“Much of this work has either indirectly or directly focused on producing cell types that may need to be replaced in degenerative diseases; for example, neurons in people with Parkinson’s Disease, retina in blind people or heart muscle cells in heart attack victims,” Hei said.
Stem cells are undifferentiated cells from which other types of cells can arise, according to the Stem Cell and Regenerative Center at UW’s website. Pluripotent stem cells are derived from a mature adult cell and can be transformed into a cell that has all the characteristics of an embryonic stem cell. This particular type of stem cells also have the ability to divide for long periods while retaining the ability to make all cell types within the organism, the website said.

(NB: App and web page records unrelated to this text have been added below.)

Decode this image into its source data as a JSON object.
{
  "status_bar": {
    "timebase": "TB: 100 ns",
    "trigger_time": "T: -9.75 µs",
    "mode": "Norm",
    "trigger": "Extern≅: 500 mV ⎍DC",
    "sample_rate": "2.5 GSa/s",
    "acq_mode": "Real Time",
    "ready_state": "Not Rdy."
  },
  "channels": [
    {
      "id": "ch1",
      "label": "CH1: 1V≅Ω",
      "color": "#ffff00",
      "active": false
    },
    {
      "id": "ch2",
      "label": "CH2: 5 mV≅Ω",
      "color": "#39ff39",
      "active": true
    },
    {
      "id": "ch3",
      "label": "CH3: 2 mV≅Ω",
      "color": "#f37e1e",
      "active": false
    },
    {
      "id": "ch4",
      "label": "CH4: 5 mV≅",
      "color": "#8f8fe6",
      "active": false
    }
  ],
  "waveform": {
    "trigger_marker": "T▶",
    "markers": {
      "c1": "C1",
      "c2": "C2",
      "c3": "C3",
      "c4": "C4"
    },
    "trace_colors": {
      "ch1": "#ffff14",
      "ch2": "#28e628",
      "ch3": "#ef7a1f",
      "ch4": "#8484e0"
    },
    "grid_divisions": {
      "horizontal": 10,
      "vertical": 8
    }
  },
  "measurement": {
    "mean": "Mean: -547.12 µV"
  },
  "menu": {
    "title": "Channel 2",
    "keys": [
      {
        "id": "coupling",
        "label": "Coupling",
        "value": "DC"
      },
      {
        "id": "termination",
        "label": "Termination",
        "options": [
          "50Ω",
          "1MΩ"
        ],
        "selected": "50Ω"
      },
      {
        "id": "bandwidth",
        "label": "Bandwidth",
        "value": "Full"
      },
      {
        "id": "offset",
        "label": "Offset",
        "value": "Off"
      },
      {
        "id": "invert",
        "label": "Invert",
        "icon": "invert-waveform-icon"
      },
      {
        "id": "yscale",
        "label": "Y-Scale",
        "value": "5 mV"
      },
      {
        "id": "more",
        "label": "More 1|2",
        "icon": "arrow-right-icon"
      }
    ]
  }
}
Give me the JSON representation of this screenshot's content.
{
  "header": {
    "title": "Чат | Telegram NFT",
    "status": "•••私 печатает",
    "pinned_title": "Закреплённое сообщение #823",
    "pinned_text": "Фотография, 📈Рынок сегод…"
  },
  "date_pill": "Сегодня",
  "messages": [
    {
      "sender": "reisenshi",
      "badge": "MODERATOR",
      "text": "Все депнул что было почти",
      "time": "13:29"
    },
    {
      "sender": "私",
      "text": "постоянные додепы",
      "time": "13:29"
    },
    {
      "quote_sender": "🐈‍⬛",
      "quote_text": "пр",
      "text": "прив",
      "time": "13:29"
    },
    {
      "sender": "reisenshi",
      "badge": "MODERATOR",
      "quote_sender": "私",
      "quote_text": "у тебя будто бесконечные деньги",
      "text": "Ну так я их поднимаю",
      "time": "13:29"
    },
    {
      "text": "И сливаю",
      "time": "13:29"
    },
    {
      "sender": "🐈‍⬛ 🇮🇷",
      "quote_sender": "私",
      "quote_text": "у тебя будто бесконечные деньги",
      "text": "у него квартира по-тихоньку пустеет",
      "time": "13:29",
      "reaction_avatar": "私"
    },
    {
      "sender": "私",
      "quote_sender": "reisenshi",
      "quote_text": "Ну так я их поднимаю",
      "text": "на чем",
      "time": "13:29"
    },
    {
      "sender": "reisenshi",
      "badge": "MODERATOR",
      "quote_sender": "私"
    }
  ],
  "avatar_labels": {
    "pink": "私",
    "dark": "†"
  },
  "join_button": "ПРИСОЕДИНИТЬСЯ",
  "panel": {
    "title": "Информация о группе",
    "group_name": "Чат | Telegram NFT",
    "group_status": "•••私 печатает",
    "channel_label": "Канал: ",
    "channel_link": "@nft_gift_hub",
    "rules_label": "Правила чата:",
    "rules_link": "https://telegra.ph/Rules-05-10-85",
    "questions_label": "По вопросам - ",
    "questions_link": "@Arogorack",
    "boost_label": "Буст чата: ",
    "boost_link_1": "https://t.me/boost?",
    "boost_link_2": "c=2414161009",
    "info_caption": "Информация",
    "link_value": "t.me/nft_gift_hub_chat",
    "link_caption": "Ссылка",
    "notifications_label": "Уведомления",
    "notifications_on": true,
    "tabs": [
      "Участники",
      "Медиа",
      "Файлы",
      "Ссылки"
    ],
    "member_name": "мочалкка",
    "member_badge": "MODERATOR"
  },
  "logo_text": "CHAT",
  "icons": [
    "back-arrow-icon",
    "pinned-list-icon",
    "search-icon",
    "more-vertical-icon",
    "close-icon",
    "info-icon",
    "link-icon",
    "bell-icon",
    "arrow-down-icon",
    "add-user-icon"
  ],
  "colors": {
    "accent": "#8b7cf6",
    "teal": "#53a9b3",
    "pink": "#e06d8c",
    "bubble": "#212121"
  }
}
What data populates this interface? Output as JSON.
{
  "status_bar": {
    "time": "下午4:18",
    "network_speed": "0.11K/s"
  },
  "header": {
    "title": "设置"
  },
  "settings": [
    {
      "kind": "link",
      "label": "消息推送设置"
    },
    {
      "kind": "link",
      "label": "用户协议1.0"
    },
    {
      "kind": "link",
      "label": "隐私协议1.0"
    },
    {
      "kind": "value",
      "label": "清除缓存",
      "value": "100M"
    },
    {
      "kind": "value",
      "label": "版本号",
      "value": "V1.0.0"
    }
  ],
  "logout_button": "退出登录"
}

Waisman Biomanufacturing is strictly focused on helping investigators develop therapeutics based on stem cells, either adult or pluripotent stem cells, Hei said.
He said their research is primarily looking at how to produce large quantities of therapeutic cells that meet the requirements for use in human clinical trials.
“Our primary goal is to help UW investigators move their stem cell-based therapy, gene therapeutic, vaccine into human clinical trials. This is really the best way to provide the full benefit of some of the breakthrough research that is being done here at UW,” Hei said.
Hei said this research would benefit UW by providing the ability to translate scientific breakthroughs into therapies that will someday benefit the public.
Waisman Biomanufacturing and Waisman Center researchers hope to efficiently develop drugs and decrease the high cost and long timeline for drug development, he added.